### To do
Word for word, repeat all of the entries.

### Extracted records
-.-.-

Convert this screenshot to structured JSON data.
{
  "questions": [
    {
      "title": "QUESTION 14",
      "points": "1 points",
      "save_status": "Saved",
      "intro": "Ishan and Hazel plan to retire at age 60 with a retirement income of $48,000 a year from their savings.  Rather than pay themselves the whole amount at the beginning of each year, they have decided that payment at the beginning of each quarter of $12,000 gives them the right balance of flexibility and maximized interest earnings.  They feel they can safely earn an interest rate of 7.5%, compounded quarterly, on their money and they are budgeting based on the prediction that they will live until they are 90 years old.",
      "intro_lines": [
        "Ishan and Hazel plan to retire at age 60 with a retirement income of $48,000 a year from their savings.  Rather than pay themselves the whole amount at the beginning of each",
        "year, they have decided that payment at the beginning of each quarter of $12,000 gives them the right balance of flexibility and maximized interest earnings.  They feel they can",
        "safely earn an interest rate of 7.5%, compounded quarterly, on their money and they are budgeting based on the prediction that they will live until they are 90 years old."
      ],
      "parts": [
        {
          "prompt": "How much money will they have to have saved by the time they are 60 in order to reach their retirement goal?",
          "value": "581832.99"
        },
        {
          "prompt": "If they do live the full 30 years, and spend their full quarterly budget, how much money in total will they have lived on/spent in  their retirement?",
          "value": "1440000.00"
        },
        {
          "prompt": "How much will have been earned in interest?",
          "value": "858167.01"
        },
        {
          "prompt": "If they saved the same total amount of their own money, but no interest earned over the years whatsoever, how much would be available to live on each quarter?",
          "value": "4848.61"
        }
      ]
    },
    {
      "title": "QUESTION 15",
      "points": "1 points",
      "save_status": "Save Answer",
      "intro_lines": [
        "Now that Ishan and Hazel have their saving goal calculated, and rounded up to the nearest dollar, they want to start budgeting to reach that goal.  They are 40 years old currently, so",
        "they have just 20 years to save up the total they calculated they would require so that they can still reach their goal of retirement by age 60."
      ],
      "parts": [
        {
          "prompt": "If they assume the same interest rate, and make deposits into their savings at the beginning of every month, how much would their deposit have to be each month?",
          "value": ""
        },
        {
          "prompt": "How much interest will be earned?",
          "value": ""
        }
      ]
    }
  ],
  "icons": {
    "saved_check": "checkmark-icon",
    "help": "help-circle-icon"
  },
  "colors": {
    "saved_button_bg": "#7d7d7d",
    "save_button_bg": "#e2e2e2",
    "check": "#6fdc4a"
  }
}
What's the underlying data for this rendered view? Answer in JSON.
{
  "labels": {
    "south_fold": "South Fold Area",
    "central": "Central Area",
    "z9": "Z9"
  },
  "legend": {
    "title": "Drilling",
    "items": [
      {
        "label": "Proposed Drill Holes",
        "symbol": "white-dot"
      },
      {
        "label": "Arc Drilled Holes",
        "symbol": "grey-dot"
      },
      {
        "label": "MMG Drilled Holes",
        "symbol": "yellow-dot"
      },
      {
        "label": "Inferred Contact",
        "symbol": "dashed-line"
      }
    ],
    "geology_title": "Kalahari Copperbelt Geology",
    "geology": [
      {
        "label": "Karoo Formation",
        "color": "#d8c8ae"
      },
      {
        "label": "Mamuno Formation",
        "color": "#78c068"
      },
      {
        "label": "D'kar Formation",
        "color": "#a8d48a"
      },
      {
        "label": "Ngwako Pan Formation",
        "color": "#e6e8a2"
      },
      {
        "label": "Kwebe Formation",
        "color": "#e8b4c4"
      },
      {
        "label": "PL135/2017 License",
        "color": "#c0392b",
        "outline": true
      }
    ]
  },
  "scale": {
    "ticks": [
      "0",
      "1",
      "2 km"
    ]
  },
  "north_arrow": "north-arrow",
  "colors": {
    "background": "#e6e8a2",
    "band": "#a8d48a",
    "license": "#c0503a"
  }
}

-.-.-

### Exercise answer
Convert this screenshot to structured JSON data.
{
  "questions": [
    {
      "title": "QUESTION 14",
      "points": "1 points",
      "save_status": "Saved",
      "intro": "Ishan and Hazel plan to retire at age 60 with a retirement income of $48,000 a year from their savings.  Rather than pay themselves the whole amount at the beginning of each year, they have decided that payment at the beginning of each quarter of $12,000 gives them the right balance of flexibility and maximized interest earnings.  They feel they can safely earn an interest rate of 7.5%, compounded quarterly, on their money and they are budgeting based on the prediction that they will live until they are 90 years old.",
      "intro_lines": [
        "Ishan and Hazel plan to retire at age 60 with a retirement income of $48,000 a year from their savings.  Rather than pay themselves the whole amount at the beginning of each",
        "year, they have decided that payment at the beginning of each quarter of $12,000 gives them the right balance of flexibility and maximized interest earnings.  They feel they can",
        "safely earn an interest rate of 7.5%, compounded quarterly, on their money and they are budgeting based on the prediction that they will live until they are 90 years old."
      ],
      "parts": [
        {
          "prompt": "How much money will they have to have saved by the time they are 60 in order to reach their retirement goal?",
          "value": "581832.99"
        },
        {
          "prompt": "If they do live the full 30 years, and spend their full quarterly budget, how much money in total will they have lived on/spent in  their retirement?",
          "value": "1440000.00"
        },
        {
          "prompt": "How much will have been earned in interest?",
          "value": "858167.01"
        },
        {
          "prompt": "If they saved the same total amount of their own money, but no interest earned over the years whatsoever, how much would be available to live on each quarter?",
          "value": "4848.61"
        }
      ]
    },
    {
      "title": "QUESTION 15",
      "points": "1 points",
      "save_status": "Save Answer",
      "intro_lines": [
        "Now that Ishan and Hazel have their saving goal calculated, and rounded up to the nearest dollar, they want to start budgeting to reach that goal.  They are 40 years old currently, so",
        "they have just 20 years to save up the total they calculated they would require so that they can still reach their goal of retirement by age 60."
      ],
      "parts": [
        {
          "prompt": "If they assume the same interest rate, and make deposits into their savings at the beginning of every month, how much would their deposit have to be each month?",
          "value": ""
        },
        {
          "prompt": "How much interest will be earned?",
          "value": ""
        }
      ]
    }
  ],
  "icons": {
    "saved_check": "checkmark-icon",
    "help": "help-circle-icon"
  },
  "colors": {
    "saved_button_bg": "#7d7d7d",
    "save_button_bg": "#e2e2e2",
    "check": "#6fdc4a"
  }
}
What's the underlying data for this rendered view? Answer in JSON.
{
  "labels": {
    "south_fold": "South Fold Area",
    "central": "Central Area",
    "z9": "Z9"
  },
  "legend": {
    "title": "Drilling",
    "items": [
      {
        "label": "Proposed Drill Holes",
        "symbol": "white-dot"
      },
      {
        "label": "Arc Drilled Holes",
        "symbol": "grey-dot"
      },
      {
        "label": "MMG Drilled Holes",
        "symbol": "yellow-dot"
      },
      {
        "label": "Inferred Contact",
        "symbol": "dashed-line"
      }
    ],
    "geology_title": "Kalahari Copperbelt Geology",
    "geology": [
      {
        "label": "Karoo Formation",
        "color": "#d8c8ae"
      },
      {
        "label": "Mamuno Formation",
        "color": "#78c068"
      },
      {
        "label": "D'kar Formation",
        "color": "#a8d48a"
      },
      {
        "label": "Ngwako Pan Formation",
        "color": "#e6e8a2"
      },
      {
        "label": "Kwebe Formation",
        "color": "#e8b4c4"
      },
      {
        "label": "PL135/2017 License",
        "color": "#c0392b",
        "outline": true
      }
    ]
  },
  "scale": {
    "ticks": [
      "0",
      "1",
      "2 km"
    ]
  },
  "north_arrow": "north-arrow",
  "colors": {
    "background": "#e6e8a2",
    "band": "#a8d48a",
    "license": "#c0503a"
  }
}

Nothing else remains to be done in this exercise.